> _Problem details_
In the listing below, tally the lines that hold "label" and report that number by itself.

> _Given records_
---*---

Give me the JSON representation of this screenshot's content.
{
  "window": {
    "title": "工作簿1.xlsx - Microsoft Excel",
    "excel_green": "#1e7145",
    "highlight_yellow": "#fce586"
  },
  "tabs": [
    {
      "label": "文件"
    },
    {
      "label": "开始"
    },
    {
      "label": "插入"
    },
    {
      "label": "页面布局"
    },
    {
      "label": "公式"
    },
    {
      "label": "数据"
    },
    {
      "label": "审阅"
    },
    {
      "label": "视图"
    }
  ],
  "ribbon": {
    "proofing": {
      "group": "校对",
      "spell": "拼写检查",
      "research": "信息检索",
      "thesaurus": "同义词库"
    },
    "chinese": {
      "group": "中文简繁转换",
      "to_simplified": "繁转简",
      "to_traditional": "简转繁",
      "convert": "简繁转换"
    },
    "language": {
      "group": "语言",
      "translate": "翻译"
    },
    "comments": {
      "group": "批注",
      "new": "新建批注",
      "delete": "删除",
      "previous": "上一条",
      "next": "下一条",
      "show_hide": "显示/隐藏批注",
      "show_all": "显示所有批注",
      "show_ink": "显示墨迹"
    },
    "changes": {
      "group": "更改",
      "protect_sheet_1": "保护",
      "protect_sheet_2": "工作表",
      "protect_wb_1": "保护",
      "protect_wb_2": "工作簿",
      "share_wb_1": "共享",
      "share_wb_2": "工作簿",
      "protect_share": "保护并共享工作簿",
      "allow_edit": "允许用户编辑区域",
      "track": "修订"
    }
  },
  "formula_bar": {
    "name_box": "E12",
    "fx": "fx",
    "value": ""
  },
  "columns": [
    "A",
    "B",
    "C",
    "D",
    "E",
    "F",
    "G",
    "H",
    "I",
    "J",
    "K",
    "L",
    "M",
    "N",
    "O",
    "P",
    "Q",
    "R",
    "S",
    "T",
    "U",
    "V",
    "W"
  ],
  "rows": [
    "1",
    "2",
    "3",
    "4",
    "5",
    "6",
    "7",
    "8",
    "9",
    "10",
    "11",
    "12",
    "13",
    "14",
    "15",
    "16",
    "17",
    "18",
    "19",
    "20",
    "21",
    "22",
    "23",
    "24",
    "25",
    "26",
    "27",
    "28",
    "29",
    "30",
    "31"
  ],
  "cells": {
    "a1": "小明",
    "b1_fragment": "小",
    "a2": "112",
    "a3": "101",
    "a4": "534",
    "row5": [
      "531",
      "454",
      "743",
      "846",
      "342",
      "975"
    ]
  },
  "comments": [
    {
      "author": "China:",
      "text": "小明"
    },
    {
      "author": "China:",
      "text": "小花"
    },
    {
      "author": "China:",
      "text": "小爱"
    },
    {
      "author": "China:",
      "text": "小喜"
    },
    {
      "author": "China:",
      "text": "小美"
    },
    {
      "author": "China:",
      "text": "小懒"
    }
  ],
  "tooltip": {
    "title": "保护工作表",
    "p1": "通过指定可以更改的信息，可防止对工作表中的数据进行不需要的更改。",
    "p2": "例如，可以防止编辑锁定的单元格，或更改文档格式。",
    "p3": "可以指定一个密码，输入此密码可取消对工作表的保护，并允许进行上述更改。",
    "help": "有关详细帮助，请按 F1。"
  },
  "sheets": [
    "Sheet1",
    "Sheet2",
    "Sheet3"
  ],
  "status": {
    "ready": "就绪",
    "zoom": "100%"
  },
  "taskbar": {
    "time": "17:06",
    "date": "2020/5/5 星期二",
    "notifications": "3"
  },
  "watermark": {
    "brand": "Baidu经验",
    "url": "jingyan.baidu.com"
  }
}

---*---

> _Answer section_
8